Hagerman: One of the things that I like to do, is, when this is screened in Mexico, I go to the bathroom just before it ends. And then everybody comes into the bathroom and people start talking about it. “If I had known I would have brought my mother, you should bring your father!” Everybody’s talking like that in the bathroom. I guess we are going to have a good audience if we manage to convince people to go and see a documentary. If that happens I think word of mouth is going to be positive. At least we have had the film play in Brazil and people were laughing. And in Italy everyone was in a rage. It’s not the type of film where everybody comes out and says, we should save the world tomorrow. It’s the kind of film that people come out of and say, hey, let’s go and get a beer. So let’s get a beer.
STF: Can you say something about your film Those Who Remain?
Hagerman: Those Who Remain is a documentary about nine families that we followed during a year in Mexico in six different states. It’s kind of a voyage to the emotional consequences of migration, and it’s a family film as well. It’s the intimacy of the families that are longing for someone, and how they miss their loved ones.

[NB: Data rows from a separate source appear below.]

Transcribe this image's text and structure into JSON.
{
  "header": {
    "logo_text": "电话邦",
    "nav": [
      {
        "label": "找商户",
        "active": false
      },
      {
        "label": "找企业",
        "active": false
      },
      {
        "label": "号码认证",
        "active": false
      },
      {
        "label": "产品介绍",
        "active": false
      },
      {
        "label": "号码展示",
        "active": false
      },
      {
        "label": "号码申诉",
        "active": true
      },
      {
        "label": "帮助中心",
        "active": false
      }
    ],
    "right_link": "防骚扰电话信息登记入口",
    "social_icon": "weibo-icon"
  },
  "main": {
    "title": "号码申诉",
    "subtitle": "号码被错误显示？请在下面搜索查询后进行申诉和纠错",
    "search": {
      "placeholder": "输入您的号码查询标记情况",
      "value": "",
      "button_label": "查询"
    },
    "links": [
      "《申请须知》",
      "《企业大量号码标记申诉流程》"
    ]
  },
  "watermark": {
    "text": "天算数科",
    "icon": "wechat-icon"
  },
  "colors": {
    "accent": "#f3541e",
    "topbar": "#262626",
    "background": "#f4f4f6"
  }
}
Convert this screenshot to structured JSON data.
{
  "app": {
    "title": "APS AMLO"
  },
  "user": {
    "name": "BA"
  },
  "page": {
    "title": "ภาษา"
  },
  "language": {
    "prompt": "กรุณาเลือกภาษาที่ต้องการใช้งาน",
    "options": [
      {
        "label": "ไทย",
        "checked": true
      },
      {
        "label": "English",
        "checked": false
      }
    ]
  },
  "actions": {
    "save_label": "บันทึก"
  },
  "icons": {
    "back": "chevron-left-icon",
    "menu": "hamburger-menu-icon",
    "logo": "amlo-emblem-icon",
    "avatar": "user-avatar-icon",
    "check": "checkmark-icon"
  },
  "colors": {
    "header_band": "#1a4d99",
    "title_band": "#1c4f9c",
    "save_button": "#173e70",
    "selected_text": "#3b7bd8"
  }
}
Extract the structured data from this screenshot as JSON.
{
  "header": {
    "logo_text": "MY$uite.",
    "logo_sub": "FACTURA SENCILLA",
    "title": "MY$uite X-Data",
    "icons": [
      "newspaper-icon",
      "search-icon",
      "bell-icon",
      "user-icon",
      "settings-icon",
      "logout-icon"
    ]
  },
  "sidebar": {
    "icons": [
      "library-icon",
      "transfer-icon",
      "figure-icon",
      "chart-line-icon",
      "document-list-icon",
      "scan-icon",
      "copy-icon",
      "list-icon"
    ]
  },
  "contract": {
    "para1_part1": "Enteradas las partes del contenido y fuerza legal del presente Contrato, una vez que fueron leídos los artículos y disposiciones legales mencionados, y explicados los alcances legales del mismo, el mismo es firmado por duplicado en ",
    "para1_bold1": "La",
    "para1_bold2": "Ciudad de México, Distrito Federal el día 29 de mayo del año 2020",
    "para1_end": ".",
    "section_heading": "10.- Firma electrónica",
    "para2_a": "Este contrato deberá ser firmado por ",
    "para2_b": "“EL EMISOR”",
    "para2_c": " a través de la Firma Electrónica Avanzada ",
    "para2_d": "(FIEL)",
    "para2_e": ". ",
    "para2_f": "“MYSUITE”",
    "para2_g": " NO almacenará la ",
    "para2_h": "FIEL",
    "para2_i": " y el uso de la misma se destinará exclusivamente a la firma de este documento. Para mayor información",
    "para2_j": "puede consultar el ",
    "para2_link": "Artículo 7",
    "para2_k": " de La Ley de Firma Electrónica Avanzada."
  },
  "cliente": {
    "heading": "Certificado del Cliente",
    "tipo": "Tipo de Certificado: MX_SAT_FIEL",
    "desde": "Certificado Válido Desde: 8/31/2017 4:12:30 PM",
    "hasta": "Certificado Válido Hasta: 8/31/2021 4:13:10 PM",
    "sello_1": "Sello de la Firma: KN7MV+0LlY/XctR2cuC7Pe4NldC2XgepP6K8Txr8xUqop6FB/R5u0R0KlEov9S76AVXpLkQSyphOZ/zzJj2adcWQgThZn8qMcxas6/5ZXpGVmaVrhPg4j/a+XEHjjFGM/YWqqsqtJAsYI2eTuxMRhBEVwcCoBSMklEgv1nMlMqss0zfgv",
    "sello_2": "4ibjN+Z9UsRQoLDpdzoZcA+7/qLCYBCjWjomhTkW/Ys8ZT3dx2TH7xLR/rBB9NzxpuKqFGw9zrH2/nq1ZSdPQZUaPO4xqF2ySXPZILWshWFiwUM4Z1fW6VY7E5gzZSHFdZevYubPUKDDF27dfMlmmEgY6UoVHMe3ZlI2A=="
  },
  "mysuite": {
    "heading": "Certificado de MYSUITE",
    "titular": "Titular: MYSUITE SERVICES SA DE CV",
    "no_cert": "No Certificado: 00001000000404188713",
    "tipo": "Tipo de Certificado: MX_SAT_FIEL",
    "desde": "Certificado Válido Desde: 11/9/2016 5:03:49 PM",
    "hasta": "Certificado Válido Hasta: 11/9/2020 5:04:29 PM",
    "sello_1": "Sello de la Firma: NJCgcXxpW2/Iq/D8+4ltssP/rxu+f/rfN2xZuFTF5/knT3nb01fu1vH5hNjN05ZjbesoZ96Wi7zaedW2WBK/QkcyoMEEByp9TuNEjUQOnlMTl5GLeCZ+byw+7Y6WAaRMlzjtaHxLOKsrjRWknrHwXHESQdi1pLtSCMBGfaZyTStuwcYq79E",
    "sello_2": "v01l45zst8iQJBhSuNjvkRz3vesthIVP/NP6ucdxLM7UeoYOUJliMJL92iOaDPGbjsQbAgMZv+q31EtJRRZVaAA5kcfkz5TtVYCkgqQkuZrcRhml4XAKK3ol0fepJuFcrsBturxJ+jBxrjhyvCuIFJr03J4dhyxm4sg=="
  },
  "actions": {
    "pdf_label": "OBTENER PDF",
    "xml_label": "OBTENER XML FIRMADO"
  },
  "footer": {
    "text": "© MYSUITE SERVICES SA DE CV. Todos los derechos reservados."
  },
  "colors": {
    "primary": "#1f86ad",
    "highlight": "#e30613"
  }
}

We are very excited because it’s opening in the U.S. in AMC theaters near Mexican communities July 8. We start at a test screening in Houston, Texas. Of course, the problem with documentary is that you see the statistics and Mexicans don’t go to see documentaries, how are we going to put the documentary there. But since the film is talking about their lives we’ve had very strong emotional reactions from audiences. We hopefully will get a nationwide release in September. We won’t do a bunch of prints. We’ll go little by little with a lot of outreach from help from the consulates and the organizations that are backing us up. We are trying to do this new thing, and hopefully that will open up a circuit that will allow more movies into a new market of Mexican American audiences in a more commercial way. We’re very excited.
[Q&A has been edited for length and clarity]
After the Q&A, the audience attended a packed reception at a nearby bar, enjoying free shots of delicious Mezcal, courtesy of the sponsor Pierde Almas (Oaxaca’s finest!). A perfect finish to the evening.